So if you really appreciate the value of independent booksellers and the literary community it supports, why shouldn’t you reciprocate?...more
What are the cultural consequences of cell phone cameras, social media websites, and online photo hosts? The degradation of anonymity and an obscured understanding of privacy.
It’s shockingly simple to identify people on the web—whether to scorn them for an embarrassing moment or pinpoint the victim of political violence as an activist....more
Next time you’re basking in the glory of your ability to reason, thinking that you’re closer to arriving at some sort of ultimate truth, consider this first.
Apparently, our reasoning instincts come from a primordial impulse to win arguments, a “hard-wired compulsion to triumph in the debating arena,” or at least that’s the theory....more
Director Aaron Sorkin’s conversation with NY Times columnist (and intrepid memoirist) David Carr for Interview Magazine delves into the territory of addiction, journalistic journeys and the state of news media. He uncovers much about the state of journalism in these aggregation-based and blog-heavy times, and sheds light on his own unconventional path to the NY Times....more
With the year winding down, the book blogs have been ablaze with your typical speculations about the best of this and that.

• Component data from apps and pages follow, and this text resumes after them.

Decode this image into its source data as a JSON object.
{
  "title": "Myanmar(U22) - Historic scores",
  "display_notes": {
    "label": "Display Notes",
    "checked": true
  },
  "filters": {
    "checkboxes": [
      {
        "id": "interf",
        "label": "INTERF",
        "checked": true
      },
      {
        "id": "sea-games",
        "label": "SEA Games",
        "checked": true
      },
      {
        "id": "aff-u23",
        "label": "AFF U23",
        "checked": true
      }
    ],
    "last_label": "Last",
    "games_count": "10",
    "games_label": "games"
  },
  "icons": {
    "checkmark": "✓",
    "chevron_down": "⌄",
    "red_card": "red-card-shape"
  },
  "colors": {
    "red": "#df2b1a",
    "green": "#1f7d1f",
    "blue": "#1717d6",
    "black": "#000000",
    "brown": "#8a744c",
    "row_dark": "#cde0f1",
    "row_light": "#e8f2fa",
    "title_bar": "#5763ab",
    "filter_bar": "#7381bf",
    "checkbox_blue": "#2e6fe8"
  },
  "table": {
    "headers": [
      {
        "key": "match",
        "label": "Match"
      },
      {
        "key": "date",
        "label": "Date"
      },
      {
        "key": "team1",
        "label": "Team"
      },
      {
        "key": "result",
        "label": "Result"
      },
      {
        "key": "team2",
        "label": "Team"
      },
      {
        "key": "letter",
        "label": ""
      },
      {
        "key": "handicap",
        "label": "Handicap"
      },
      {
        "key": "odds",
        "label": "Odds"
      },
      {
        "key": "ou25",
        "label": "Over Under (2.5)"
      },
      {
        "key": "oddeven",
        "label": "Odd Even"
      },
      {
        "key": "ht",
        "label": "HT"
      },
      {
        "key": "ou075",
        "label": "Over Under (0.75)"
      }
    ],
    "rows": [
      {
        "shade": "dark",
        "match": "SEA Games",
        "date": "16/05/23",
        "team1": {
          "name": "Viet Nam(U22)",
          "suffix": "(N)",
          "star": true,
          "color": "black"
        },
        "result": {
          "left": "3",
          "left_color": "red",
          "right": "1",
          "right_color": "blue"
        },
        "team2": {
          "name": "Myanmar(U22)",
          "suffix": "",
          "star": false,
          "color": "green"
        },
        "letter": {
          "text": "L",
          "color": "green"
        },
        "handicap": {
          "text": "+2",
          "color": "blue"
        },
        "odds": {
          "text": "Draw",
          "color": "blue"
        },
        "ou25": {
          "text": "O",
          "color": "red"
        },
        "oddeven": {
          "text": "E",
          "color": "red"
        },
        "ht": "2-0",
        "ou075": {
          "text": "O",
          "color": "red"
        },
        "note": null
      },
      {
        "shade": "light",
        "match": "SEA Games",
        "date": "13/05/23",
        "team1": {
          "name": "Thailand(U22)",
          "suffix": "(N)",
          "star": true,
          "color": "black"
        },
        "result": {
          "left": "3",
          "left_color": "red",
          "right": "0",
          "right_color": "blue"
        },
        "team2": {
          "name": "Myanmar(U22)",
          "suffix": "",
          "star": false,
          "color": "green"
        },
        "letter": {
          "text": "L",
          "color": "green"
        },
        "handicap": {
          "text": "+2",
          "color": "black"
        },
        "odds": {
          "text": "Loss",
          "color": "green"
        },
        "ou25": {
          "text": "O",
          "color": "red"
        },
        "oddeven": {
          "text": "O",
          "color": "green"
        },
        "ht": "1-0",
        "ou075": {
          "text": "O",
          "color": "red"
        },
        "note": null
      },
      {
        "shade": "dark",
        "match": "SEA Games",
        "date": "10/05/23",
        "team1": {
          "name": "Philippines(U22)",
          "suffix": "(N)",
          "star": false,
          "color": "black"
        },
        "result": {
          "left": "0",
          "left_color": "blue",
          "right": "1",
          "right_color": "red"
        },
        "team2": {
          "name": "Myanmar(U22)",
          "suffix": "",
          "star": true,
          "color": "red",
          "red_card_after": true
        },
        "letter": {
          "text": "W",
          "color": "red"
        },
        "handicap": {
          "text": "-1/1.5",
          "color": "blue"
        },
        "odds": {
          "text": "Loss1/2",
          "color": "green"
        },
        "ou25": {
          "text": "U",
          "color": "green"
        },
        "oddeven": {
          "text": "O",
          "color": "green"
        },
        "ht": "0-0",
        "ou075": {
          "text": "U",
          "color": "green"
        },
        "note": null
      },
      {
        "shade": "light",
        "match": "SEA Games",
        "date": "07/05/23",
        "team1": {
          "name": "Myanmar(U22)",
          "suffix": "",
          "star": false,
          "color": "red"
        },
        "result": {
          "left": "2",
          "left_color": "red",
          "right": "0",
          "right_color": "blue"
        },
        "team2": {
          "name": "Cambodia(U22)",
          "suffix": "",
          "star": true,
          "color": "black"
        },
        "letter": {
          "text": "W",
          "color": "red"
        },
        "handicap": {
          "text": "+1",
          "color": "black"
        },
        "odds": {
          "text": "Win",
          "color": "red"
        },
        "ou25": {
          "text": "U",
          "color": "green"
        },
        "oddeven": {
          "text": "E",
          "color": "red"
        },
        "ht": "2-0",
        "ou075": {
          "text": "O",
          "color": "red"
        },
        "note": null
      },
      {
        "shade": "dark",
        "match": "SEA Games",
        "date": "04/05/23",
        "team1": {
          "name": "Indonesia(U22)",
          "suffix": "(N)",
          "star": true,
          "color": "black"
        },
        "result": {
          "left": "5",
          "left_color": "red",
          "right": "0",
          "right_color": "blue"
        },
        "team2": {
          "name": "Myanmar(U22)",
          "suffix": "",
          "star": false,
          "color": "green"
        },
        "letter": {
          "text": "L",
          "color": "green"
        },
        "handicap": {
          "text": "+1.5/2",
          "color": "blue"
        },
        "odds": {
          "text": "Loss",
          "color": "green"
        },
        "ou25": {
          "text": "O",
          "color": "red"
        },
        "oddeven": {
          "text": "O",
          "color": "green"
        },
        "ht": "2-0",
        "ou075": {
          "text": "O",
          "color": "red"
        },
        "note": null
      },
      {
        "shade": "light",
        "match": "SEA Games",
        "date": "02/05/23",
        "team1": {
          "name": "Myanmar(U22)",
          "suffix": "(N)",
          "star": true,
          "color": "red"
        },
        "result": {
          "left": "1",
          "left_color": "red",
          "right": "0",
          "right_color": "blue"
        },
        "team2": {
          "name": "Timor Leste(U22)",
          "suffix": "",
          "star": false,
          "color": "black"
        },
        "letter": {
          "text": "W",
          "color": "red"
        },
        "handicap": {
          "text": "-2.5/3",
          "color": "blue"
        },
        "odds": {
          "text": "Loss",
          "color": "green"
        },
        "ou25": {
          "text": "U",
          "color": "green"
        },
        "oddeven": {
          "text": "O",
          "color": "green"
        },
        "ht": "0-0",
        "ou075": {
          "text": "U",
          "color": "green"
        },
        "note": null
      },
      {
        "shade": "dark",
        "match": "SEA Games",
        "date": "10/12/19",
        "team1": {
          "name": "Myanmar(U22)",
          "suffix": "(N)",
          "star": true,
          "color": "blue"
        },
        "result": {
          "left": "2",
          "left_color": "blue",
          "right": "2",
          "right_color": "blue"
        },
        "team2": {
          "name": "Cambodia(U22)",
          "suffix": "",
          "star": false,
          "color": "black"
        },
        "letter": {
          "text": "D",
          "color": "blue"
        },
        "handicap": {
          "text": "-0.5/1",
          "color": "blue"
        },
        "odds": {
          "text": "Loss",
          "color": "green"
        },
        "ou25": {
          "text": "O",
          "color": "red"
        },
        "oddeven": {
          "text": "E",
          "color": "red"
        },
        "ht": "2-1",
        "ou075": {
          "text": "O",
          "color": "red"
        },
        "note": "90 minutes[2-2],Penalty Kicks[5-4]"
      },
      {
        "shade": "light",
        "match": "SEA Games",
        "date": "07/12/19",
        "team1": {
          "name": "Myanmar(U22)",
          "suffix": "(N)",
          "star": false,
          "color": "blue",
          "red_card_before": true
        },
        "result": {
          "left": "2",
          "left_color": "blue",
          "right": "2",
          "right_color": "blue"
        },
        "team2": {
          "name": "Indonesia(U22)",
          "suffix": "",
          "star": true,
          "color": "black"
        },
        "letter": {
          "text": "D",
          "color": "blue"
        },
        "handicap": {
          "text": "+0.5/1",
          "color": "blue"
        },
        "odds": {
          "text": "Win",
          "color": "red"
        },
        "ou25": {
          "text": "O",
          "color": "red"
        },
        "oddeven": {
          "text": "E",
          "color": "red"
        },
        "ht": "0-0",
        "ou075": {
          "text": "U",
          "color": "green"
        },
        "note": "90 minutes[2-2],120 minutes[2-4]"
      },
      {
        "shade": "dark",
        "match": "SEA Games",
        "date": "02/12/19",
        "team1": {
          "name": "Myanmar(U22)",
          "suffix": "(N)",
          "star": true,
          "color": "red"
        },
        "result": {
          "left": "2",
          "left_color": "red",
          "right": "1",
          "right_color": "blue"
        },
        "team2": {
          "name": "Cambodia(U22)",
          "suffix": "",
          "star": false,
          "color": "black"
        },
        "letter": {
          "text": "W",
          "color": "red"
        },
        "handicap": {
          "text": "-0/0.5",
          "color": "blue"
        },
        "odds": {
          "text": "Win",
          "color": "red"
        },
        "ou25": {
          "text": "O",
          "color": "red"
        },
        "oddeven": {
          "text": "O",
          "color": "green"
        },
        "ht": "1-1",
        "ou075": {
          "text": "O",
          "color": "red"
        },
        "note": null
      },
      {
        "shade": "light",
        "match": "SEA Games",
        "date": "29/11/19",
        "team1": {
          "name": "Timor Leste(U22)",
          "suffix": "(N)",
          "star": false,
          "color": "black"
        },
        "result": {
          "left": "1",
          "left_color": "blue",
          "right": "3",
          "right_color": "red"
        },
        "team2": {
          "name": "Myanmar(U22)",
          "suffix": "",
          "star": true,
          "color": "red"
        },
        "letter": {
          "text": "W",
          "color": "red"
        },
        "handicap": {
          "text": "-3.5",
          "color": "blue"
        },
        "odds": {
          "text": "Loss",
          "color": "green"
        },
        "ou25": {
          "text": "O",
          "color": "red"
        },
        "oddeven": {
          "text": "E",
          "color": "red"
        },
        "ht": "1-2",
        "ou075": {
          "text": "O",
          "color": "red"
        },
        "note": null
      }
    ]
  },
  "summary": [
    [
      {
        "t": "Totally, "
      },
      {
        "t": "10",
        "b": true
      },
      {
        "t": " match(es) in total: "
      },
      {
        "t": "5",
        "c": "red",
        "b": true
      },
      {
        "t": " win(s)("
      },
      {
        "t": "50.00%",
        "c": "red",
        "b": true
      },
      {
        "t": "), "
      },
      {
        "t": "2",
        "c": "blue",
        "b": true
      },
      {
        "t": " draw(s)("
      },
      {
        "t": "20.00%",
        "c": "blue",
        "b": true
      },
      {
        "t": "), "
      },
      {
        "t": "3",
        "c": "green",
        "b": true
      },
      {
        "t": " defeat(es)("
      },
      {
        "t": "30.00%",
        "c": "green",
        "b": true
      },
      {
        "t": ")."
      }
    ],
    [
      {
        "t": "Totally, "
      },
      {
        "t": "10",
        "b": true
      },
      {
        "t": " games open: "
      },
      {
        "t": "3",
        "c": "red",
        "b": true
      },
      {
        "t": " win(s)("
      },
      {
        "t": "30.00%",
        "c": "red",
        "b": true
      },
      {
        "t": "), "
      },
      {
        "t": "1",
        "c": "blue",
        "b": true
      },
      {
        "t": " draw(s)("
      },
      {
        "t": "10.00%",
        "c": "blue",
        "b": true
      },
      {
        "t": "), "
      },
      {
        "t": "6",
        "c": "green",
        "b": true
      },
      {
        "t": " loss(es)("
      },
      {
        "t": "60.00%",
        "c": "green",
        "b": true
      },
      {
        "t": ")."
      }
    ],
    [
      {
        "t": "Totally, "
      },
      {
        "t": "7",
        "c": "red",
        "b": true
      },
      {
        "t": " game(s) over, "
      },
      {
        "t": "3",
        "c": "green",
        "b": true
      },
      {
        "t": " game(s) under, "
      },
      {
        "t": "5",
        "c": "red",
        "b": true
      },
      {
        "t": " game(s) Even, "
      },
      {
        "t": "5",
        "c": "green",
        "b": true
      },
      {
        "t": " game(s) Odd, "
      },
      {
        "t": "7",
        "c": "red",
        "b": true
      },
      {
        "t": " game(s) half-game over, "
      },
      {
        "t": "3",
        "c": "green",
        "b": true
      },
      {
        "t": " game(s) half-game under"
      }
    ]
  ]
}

But perhaps there are less obvious threads out there if we only knew where to look. . ....more
The First Amendment case that’s getting most of the attention this year involves Citizens United and political speech by corporations, in large part because most court watchers believe that the Court’s conservative majority is going to overturn almost a century’s worth of precedent when it returns its decision....more
It’s Saturday night, the skies are cloudy, and the satellite reception keeps cutting in and out. Guess it’s time for some poetry links.
I don’t generally link to poetry reviews elsewhere, but the NY Times reviews poetry so rarely that I figured I ought to do it if only for the sake of novelty....more
It’s time to release my inner geek. Okay, not so inner.
Behold the cannibal galaxy! Triangulum, your day is coming!
The nonprofit Solar CITIES is installing solar power systems in the poorest parts of Cairo.
Global warming science is complex, and deniers are either co-opted by a dirty energy lobby or just stupid, and this news is going to make refuting them a little tougher....more
I’ve never understood the argument for super-premium vodka–vodka is supposed to be, by definition neutral (don’t get me started on flavored vodkas), so what, outside the stylishness of the bottle, can a super-premium vodka offer that Popov or Luksosowa or Smirnoff can’t?...more